While many homebuyers believe they need to place 20% down on their home purchase, in today’s market there are a variety of options for low- or no-down payment financing. It’s a good idea to discuss with your home loan officer which options work best for your financial situation.
Once you’ve determined the amount, you’ll also need to identify where the funds are coming from. Some assets may need longer than others to access and it’s helpful to determine ahead of time which funds will be used.
Here are some ways to help fund your down payment:
Savings accounts are a great place to start if you’ve been saving up towards a home purchase. Remember to exclude any funds that are earmarked for other purchases or financial goals.
Gifts from eligible donors1
Depending on your loan type, you may be able to use gift funds from an eligible source. Most loan types require that the funds be a true gift—meaning there is no expectation of repayment. And some sources, such as a gift from a real estate agent or builder, are ineligible. You can learn more about gift funds here.
If you’re eligible for a tax refund, this could be a great way to source some extra funds. Consider placing your refund in a savings account where you won’t be tempted to use it until your home purchase.
Down payment assistance programs1
Many local and state governments or other organizations, offer down payment assistance programs to help eligible homebuyers with their home purchase. They may distribute the funds as a grant or a low-interest second loan. While some programs focus specifically on first-time homebuyers, there are also programs based on location, income, and other factors. The amount of funds and eligibility varies by program so make sure to check with your loan officer to see which program may be a good fit for you.
Investment or 401K accounts2
If you have an investment or a 401K account, you may be able to use those assets towards your home purchase. These types of funds may take longer than other accounts to access, so it’s a good idea to learn ahead of time how and when you can use them. It’s also recommended that you consult with a financial advisor as using funds from an investment or 401K account could have tax or other financial implications.
Interested in learning more about down payment options? Contact an Evergreen loan officer near you.
- Restrictions and limitations apply.

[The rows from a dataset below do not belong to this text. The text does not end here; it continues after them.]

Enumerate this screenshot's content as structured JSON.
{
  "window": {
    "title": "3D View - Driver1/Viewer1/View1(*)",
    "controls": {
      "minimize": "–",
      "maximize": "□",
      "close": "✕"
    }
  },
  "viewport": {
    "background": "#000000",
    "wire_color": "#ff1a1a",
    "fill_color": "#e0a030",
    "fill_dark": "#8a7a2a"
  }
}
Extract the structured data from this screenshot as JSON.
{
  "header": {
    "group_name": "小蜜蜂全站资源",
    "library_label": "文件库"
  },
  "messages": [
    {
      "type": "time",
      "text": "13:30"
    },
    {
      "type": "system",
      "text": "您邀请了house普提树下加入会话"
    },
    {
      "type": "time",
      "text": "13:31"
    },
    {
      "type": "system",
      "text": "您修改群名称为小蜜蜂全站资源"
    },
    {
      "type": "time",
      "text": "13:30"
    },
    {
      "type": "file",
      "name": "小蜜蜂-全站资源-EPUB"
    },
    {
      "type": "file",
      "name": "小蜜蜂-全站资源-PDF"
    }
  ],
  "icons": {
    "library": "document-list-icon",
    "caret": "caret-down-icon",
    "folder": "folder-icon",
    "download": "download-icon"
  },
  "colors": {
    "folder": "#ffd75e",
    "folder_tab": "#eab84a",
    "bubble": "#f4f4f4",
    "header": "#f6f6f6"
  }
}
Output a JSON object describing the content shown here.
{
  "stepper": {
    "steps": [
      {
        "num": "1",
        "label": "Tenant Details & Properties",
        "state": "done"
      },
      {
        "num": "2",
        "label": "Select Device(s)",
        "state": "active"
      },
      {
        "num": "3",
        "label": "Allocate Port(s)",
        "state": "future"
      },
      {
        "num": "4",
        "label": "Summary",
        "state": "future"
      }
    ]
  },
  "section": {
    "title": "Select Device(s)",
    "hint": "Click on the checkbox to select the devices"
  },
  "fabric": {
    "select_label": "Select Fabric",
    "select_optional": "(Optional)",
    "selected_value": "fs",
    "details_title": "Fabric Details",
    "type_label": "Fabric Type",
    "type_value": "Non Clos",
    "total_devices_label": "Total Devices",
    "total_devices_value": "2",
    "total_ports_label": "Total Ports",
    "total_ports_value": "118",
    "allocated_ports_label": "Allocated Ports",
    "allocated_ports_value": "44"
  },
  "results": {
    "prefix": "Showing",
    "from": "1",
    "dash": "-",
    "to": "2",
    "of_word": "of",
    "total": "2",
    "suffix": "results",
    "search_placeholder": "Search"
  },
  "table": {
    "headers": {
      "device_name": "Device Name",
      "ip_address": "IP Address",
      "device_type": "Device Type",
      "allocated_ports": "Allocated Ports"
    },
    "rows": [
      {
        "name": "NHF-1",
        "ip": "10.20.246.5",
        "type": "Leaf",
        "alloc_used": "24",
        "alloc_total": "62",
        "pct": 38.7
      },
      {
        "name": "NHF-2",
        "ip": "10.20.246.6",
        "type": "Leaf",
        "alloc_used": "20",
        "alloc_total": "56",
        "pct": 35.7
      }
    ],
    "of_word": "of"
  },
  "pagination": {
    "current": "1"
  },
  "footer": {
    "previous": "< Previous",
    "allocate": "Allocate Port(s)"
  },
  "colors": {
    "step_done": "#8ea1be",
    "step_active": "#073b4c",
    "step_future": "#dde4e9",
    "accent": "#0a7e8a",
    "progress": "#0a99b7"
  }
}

Please ask for details.
- Restrictions and limitations apply. Please ask for details. Consult with a financial advisor on the financial and tax implications of selling investments or borrowing on a 401K plan.